  • Skin cancer annual incidence rates are higher in women than in men before age 50, but by age 65, they are twice as high in men as in women, and by age 80, they are triple.


  • Skin cancer is diagnosed more often in men than prostate cancer.


  • Sun damage is cumulative. Only about 23 percent of lifetime exposure occurs by age 18.


  • Regular daily use of an SPF 15 or higher sunscreen reduces the risk of developing squamous cell carcinoma by about 40 percent and the risk of developing melanoma by 50 percent.


Many of the more than three million skin cancer cases that are diagnosed annually could be prevented by protecting skin from excessive sun exposure and avoiding indoor tanning. 



The CDC advises that protection from ultraviolet (UV) radiation is important all year round as UV rays can reach unprotected skin on cloudy and hazy days, as well as bright and sunny days. Thus, we must be diligent in our efforts to take precautionary measures against sun exposure.
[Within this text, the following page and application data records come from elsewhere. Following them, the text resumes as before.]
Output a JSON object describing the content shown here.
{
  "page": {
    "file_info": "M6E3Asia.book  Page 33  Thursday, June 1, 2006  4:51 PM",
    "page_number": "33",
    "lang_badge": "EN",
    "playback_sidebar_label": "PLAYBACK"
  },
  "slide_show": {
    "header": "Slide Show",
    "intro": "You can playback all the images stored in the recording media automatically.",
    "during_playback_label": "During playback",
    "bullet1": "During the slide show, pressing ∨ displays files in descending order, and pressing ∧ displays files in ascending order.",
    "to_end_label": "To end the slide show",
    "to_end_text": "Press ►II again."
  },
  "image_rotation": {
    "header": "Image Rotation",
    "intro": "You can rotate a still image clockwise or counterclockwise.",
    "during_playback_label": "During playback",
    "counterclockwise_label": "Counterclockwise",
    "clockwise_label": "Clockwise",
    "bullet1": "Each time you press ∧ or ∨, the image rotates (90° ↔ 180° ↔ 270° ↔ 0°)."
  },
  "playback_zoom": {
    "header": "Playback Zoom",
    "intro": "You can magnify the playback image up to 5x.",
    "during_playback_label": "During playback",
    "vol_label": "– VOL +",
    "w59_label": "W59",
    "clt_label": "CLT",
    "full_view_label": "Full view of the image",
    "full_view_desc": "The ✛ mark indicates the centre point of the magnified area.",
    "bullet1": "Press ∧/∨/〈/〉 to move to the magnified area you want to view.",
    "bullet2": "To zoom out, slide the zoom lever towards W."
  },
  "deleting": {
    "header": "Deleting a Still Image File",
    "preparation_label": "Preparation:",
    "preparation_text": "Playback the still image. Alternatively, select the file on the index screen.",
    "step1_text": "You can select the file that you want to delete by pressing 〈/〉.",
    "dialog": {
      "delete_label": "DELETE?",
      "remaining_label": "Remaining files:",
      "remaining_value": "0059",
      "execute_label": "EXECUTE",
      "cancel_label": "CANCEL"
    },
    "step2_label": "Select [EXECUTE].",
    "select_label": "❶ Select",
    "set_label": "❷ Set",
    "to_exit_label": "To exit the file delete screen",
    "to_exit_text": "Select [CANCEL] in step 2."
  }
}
Undoubtedly, one of the most effective ways to avoid sun damage is to seek SHADE. 



Whether for your patio, sports arena, or school playground, Shade-Guard’s unique structures will help protect you from Nature’s elements.

Citation: The Skin Cancer Foundation. Facts & Statistics., 2016.

bottom of page